Crouched at the back of the netting, I learned to brace for blastoff every time we turned downwind. The five Artemis sailors, wearing skintight leggings and tops, looked like 21st-century gladiators and acted the part. At one point, Hutchinson barked, “No! No! No!” at Team Korea as they encroached on our right of way. At another, crew member Morgan Trubovich leaped into the air, yanked a line, and fell with it to the deck, deploying a secondary sail. To make the transition from monohull racing, sailors on all the teams have been doing serious endurance and agility conditioning. According to the Artemis trainer, they burn up to 4,500 calories during several hours of racing.
One of the course markers was placed close enough to shore that I could stare into the camera-phone lenses of tourists who’d paid to visit the USS Midway Museum but now stood glued to the retired carrier’s bow, transfixed by the wild show on the water. The wind was blowing at a modest seven to ten knots, but the AC45s were still flying hulls and skipping across the bay like giant metallic bugs. The wing sails are so efficient at generating power that you can race in just five knots of breeze. At the top end, they can handle 30 knots before you lose control altogether. By contrast, the monohulls of past Cups required between nine and 22 knots, which led to delays lasting from hours to weeks.

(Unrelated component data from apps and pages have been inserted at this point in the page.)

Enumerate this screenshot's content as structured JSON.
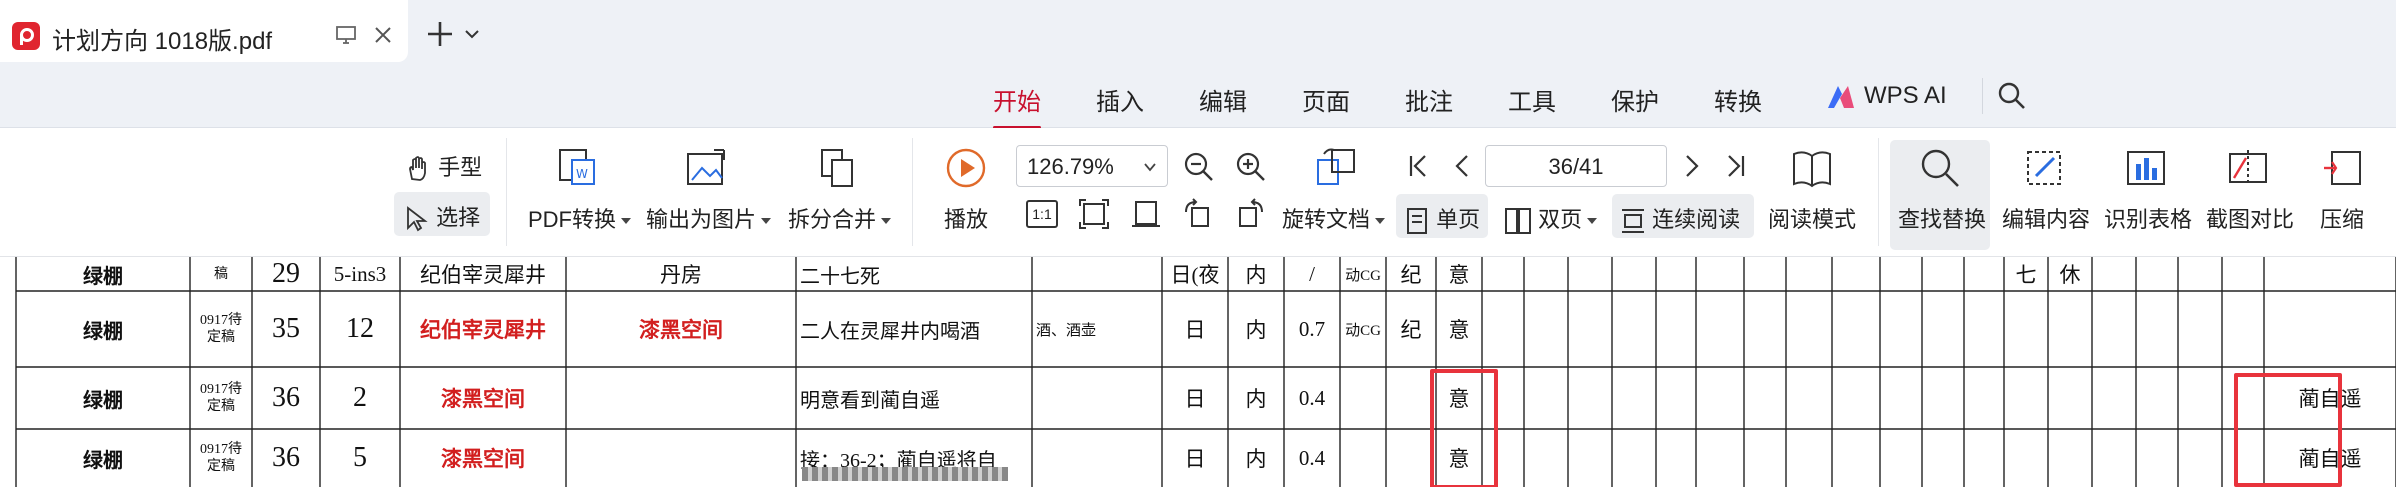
{
  "tab": {
    "title": "计划方向 1018版.pdf",
    "close_icon": "close-icon",
    "monitor_icon": "window-icon"
  },
  "menu": {
    "items": [
      "开始",
      "插入",
      "编辑",
      "页面",
      "批注",
      "工具",
      "保护",
      "转换"
    ],
    "active": "开始",
    "ai_label": "WPS AI",
    "accent": "#c8102e"
  },
  "ribbon": {
    "hand": "手型",
    "select": "选择",
    "pdf_convert": "PDF转换",
    "export_image": "输出为图片",
    "split_merge": "拆分合并",
    "play": "播放",
    "zoom": "126.79%",
    "rotate_doc": "旋转文档",
    "page_display": "36/41",
    "single": "单页",
    "double": "双页",
    "continuous": "连续阅读",
    "read_mode": "阅读模式",
    "find_replace": "查找替换",
    "edit_content": "编辑内容",
    "recognize_table": "识别表格",
    "screenshot_compare": "截图对比",
    "compress": "压缩",
    "actual_size": "1:1"
  },
  "table": {
    "rows": [
      {
        "location": "绿棚",
        "status": [
          "",
          "稿"
        ],
        "episode": "29",
        "scene": "5-ins3",
        "char": "纪伯宰灵犀井",
        "place": "丹房",
        "desc": "二十七死",
        "props": "",
        "time": "日(夜",
        "io": "内",
        "pages": "/",
        "fx": "动CG",
        "c1": "纪",
        "c2": "意",
        "extra1": "七",
        "extra2": "休",
        "role": ""
      },
      {
        "location": "绿棚",
        "status": [
          "0917待",
          "定稿"
        ],
        "episode": "35",
        "scene": "12",
        "char": "纪伯宰灵犀井",
        "place": "漆黑空间",
        "desc": "二人在灵犀井内喝酒",
        "props": "酒、酒壶",
        "time": "日",
        "io": "内",
        "pages": "0.7",
        "fx": "动CG",
        "c1": "纪",
        "c2": "意",
        "extra1": "",
        "extra2": "",
        "role": ""
      },
      {
        "location": "绿棚",
        "status": [
          "0917待",
          "定稿"
        ],
        "episode": "36",
        "scene": "2",
        "char": "漆黑空间",
        "place": "",
        "desc": "明意看到蔺自遥",
        "props": "",
        "time": "日",
        "io": "内",
        "pages": "0.4",
        "fx": "",
        "c1": "",
        "c2": "意",
        "extra1": "",
        "extra2": "",
        "role": "蔺自遥"
      },
      {
        "location": "绿棚",
        "status": [
          "0917待",
          "定稿"
        ],
        "episode": "36",
        "scene": "5",
        "char": "漆黑空间",
        "place": "",
        "desc": "接：36-2；蔺自遥将自",
        "props": "",
        "time": "日",
        "io": "内",
        "pages": "0.4",
        "fx": "",
        "c1": "",
        "c2": "意",
        "extra1": "",
        "extra2": "",
        "role": "蔺自遥"
      }
    ],
    "annotation_color": "#e8333c"
  }
}
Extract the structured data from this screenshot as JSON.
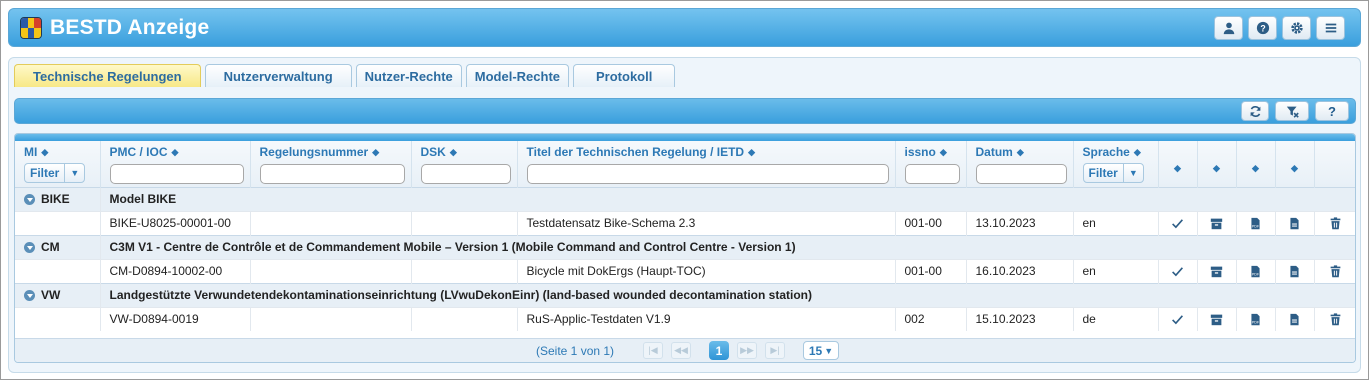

“When you look at the  America’s Cup in New Zealand, the racing was delayed 15 days,” says Coutts. “That’s just crazy. You can’t tolerate that from a commercial standpoint.”
Coutts eagerly admits that the AC45 was designed to be tough to sail. The fact that teams are allowed only five sailors on a boat that could use seven makes it even tougher. “The fewer people you have, the more difficult it is,” he says. “And the more catastrophic when you get something wrong.”
So far, the catastrophes have resulted only in minor injuries and lots of boat repairs. But make no mistake: it’s the element of danger—the sense that another catamaran cartwheel is just around the next mark—that will get people to watch sailing again. The first World Series event, in Cascais, was broadcast in 130 countries and territories. By San Diego, that number was 197. America’s Cup officials say they’ve reached an agreement with a major network for live coverage of the 2013 Cup, plus a World Series race in 2012, either Newport, Rhode Island, in July, or San Francisco in August.
By then the sailors will be much more comfortable on their AC45s—just in time to start testing the first AC72s. Their wing sails will be twice the height, and the boats should be able to reach nearly 50 miles per hour—though it’s an open question whether the allotted 11-man crews will be able to handle them at that speed. When I asked Artemis’s Trubovich about a worst-case scenario on the bigger boats, he averted his eyes and said, “One day, someone is going to fall through the wing and not have an OK landing.”
Which, of course, would be great for ratings.